JULY 13, 2020
Watch this ESG Watch webcast, where experts from Bank of America, Debevoise & Plimpton, and Russell Reynolds Associates discussed how boards are currently responding to the COVID-19 pandemic – and what they’ll need to focus on in the upcoming months. You will also get a first look at our soon-to-be published report on broader trends in corporate governance among S&P 500 and Russell 3000 companies.
Some of the insights from the discussion included:
- Sustain a higher frequency of board communications and meetings. In the initial phase of the COVID-19 crisis, most of the companies we surveyed were communicating with their boards at least weekly. Consider keeping that up, or holding informal calls with your board members on a regular basis. With companies facing the combination of health, economic, and social crises, and an even longer list of topics for the board to consider during this reopening phase, an ongoing high level of engagement with your board is critical.
- Use your existing reporting and monitoring processes. As companies provide more information to the board, it’s probably a good idea to leverage your existing reporting and monitoring processes wherever possible. You may wish to add metrics (e.g., more detail on employee health and safety), and you may want to consolidate information in a COVID-19-related dashboard, but you probably have robust processes in place to collect, verify, review, and report information to the board.

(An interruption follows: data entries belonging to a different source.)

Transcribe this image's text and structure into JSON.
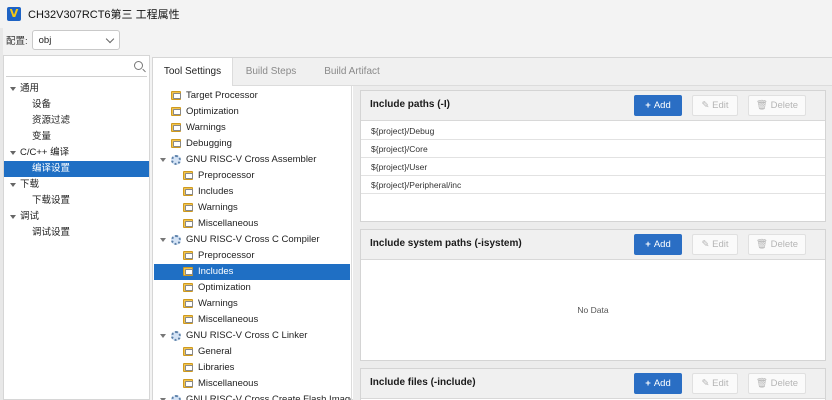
{
  "window": {
    "title": "CH32V307RCT6第三 工程属性",
    "logo": "V"
  },
  "config": {
    "label": "配置:",
    "value": "obj"
  },
  "left_tree": [
    {
      "label": "通用",
      "level": 0,
      "expanded": true
    },
    {
      "label": "设备",
      "level": 1
    },
    {
      "label": "资源过滤",
      "level": 1
    },
    {
      "label": "变量",
      "level": 1
    },
    {
      "label": "C/C++ 编译",
      "level": 0,
      "expanded": true
    },
    {
      "label": "编译设置",
      "level": 1,
      "selected": true
    },
    {
      "label": "下载",
      "level": 0,
      "expanded": true
    },
    {
      "label": "下载设置",
      "level": 1
    },
    {
      "label": "调试",
      "level": 0,
      "expanded": true
    },
    {
      "label": "调试设置",
      "level": 1
    }
  ],
  "tabs": [
    {
      "label": "Tool Settings",
      "active": true
    },
    {
      "label": "Build Steps"
    },
    {
      "label": "Build Artifact"
    }
  ],
  "tool_tree": [
    {
      "label": "Target Processor",
      "indent": 1,
      "icon": "folder-settings-icon"
    },
    {
      "label": "Optimization",
      "indent": 1,
      "icon": "folder-settings-icon"
    },
    {
      "label": "Warnings",
      "indent": 1,
      "icon": "folder-settings-icon"
    },
    {
      "label": "Debugging",
      "indent": 1,
      "icon": "folder-settings-icon"
    },
    {
      "label": "GNU RISC-V Cross Assembler",
      "indent": 0,
      "icon": "gear-icon"
    },
    {
      "label": "Preprocessor",
      "indent": 2,
      "icon": "folder-settings-icon"
    },
    {
      "label": "Includes",
      "indent": 2,
      "icon": "folder-settings-icon"
    },
    {
      "label": "Warnings",
      "indent": 2,
      "icon": "folder-settings-icon"
    },
    {
      "label": "Miscellaneous",
      "indent": 2,
      "icon": "folder-settings-icon"
    },
    {
      "label": "GNU RISC-V Cross C Compiler",
      "indent": 0,
      "icon": "gear-icon"
    },
    {
      "label": "Preprocessor",
      "indent": 2,
      "icon": "folder-settings-icon"
    },
    {
      "label": "Includes",
      "indent": 2,
      "icon": "folder-settings-icon",
      "selected": true
    },
    {
      "label": "Optimization",
      "indent": 2,
      "icon": "folder-settings-icon"
    },
    {
      "label": "Warnings",
      "indent": 2,
      "icon": "folder-settings-icon"
    },
    {
      "label": "Miscellaneous",
      "indent": 2,
      "icon": "folder-settings-icon"
    },
    {
      "label": "GNU RISC-V Cross C Linker",
      "indent": 0,
      "icon": "gear-icon"
    },
    {
      "label": "General",
      "indent": 2,
      "icon": "folder-settings-icon"
    },
    {
      "label": "Libraries",
      "indent": 2,
      "icon": "folder-settings-icon"
    },
    {
      "label": "Miscellaneous",
      "indent": 2,
      "icon": "folder-settings-icon"
    },
    {
      "label": "GNU RISC-V Cross Create Flash Image",
      "indent": 0,
      "icon": "gear-icon"
    }
  ],
  "buttons": {
    "add": "Add",
    "edit": "Edit",
    "delete": "Delete"
  },
  "sections": [
    {
      "title": "Include paths (-I)",
      "rows": [
        "${project}/Debug",
        "${project}/Core",
        "${project}/User",
        "${project}/Peripheral/inc"
      ]
    },
    {
      "title": "Include system paths (-isystem)",
      "empty_text": "No Data"
    },
    {
      "title": "Include files (-include)"
    }
  ],
  "colors": {
    "accent": "#2a6ec4",
    "selection": "#1f6fc4"
  }
}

You will want information going to the board (and potentially to external constituencies) related to COVID-19 and other crises to have the same degree of reliability.
- This is a time for CEOs to engage with empathy. It’s common for there to be turnover in the CEO’s office a year or two after a crisis hits. Boards are likely to take a close look at whether their CEOs demonstrated the skills and qualities that enabled them to engage effectively with multiple stakeholders, and with empathy. Even as we eventually move beyond COVID-19, those are likely to continue to be key requirements for the corner office.
- Ask your investors for their expectations in addressing social issues. It is easy, when you have a shareholder proposal on a topic such as diversity or equity, to focus on the shortcomings of the proposal itself. But it can pay real dividends to ask your investors, regardless of the language of the proposal, what they believe you should do on the topic being raised.
- Board diversity is an urgent topic now – and there are concrete steps companies can take. It’s helpful for boards to expand their aperture in the director search process to look not just for a sitting CEO or CFO, but rather for a “senior executive” who brings a set of skills and qualities that will make them an effective all-around member of the board. And it’s helpful to provide customized onboarding programs, especially if you’re recruiting a director who has not served on a company board before. Boards that primarily rely on their existing networks of contacts when looking for a new director will likely find it harder to diversify.
Who Should Watch: Current and prospective board members of public and private companies; CEOs, general counsel, and other C-suite executives; corporate secretaries; investors; attorneys; and other corporate governance professionals.